3 Reasons Tech Startups Fall Into a Death Spiral Instant failure would be better than a long and slow demise from diminishing returns.
Opinions expressed by Entrepreneur contributors are their own.
In a tech startup you can reach a point where your efforts bring diminishing returns. For all the hard work you put in, your customers just won't bite. That leads to a death spiral, which is worse than failure.
You can jinx your startup in a thousand different ways. But the following three lie at the core of many others.
1. Wrong customer segment
Chasing the wrong type of customer makes entrepreneurship unnecessarily difficult. When you hit the gas and brake pedals at the same time, you might pick up speed, but everything you do suffers from useless friction.
Successful entrepreneurs pick customer segments very carefully. When I interviewed Evan Macmillan, founder of conversational artificial intelligence company Gridspace and cofounder of Zappedy (sold to Groupon in 2011), he told me:
"A lot of companies struggle because they go after consumer problems using far-fetched technologies. Then there's the double risk that the tech never delivers on the promise and that it doesn't meet the whims of consumer taste."
Hence Macmillan serves enterprise customers. Could he make his software create value for consumers? Possibly. But with technology risk, targeting consumers comes with a price tag.
Manish Kothari is a successful entrepreneur and president of ventures at SRI International, a major research institute spun out of Stanford University. Kothari routinely selects tech startups to invest in and support. In an interview, he shared a valuable conclusion: "If you're doing a tech play, you need to have a large, accessible market, plus sustainable and frankly massive differentiation -- because the investment required is higher."
So over to you, tech entrepreneur. Do you have a significant market and an incredible way to stand out? If not, better make sure you're aiming at the right customers.
2. Slow iteration with customers
By now, many tech entrepreneurs realize they need to continually improve their ideas with feedback from the market. Good on them.

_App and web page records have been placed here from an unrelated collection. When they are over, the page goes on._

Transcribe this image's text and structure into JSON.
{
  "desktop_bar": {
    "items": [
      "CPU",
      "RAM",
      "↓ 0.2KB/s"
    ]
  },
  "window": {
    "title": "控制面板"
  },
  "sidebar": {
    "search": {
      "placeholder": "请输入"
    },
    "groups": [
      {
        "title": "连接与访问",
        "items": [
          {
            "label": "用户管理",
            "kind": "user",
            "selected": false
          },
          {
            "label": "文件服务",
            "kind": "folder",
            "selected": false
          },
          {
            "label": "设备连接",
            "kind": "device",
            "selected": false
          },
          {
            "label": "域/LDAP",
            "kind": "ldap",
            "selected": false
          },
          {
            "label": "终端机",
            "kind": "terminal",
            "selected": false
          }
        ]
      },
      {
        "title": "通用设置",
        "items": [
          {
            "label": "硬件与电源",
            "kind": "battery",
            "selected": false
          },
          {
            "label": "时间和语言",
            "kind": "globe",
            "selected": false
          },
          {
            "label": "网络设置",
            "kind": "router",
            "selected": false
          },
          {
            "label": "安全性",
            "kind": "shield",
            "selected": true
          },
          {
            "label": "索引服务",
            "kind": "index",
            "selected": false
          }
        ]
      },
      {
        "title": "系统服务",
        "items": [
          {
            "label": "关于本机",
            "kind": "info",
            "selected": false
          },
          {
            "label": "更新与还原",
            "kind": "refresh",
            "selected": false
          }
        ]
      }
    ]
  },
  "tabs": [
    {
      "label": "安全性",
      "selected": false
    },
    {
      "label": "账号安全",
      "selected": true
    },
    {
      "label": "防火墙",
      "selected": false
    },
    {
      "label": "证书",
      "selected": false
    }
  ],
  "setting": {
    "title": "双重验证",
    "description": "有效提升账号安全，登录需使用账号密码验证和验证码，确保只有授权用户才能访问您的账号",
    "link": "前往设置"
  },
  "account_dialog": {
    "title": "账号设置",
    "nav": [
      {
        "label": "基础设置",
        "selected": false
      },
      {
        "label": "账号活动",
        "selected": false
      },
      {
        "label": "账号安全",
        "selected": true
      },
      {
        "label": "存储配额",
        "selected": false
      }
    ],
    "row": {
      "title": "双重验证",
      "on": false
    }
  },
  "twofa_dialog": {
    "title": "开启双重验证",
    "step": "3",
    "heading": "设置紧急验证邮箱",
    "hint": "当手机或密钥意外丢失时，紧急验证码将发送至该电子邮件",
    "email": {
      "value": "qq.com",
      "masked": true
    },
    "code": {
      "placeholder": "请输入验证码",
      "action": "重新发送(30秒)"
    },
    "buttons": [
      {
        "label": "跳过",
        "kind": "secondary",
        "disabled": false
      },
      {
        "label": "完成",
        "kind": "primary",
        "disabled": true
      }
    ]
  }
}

Question for you though: how quickly do you go through this process? More important, what are you doing to speed up the rate at which you extract responses from your customers?
Zor Gorelov, cofounder and CEO of artificial intelligence company Kasisto, ran into this problem. His target customers are banks, so experimentation went slowly at first. Thus, he and his team worked to speed it up.
"With enterprise, the process of trying out new stuff is very complicated.... So we launched a product called MyKAI. It's a consumer version of our product. We use it to allow users to connect their bank accounts to it and experience what conversational banking can be like."
Instead of waiting for customers to implement his full solution for themselves, Gorelov could go to banks and show them how his software performs with their own customers. Faster iteration.
You can take the same tack. Can you create a small, more practical version of your technology to entice your potential customers? Don't worry about revenue, your goal here is simply to learn faster.
As serial entrepreneur and founder of Influencive Brian D. Evans points out: you can't save time, you can only spend it. Make sure the time you spend making things for your customers nets you the maximum amount of learning.
3. Technology looks worse than alternatives
I get it. You have a passion for solving problems with technology. So do I. The problem? Your customer won't see it the way you do. Where you see features, they see staff training costs. Where you see exciting new ways of doing things, your customers see integration nightmares. And most of all, your customer weighs your solution against how they already do things, namely, their alternatives.
Macmillan says: "At the end of the day, if what you do can't be measured against an alternative, it's very hard to show you're making progress."
And Kothari takes measurement to an extreme. On his first day in charge of sales at a new company, his immediate questions were: "How do I measure this? How do I know it's working? How do I get real data?"
So make your value propositions measurable. Does your product increase something for your customer -- say conversions, sales, cost efficiency or such? If so, figure out how to make it apparent. Create charts, infographics, interactive visuals, whatever it takes to make it clear. If you fail to make your value measurable against your customer's best alternative, you unknowingly put a curse on your sales process.
The more you depend on technology, the stronger your solution must hold for all the above. Otherwise, it's death spiral time.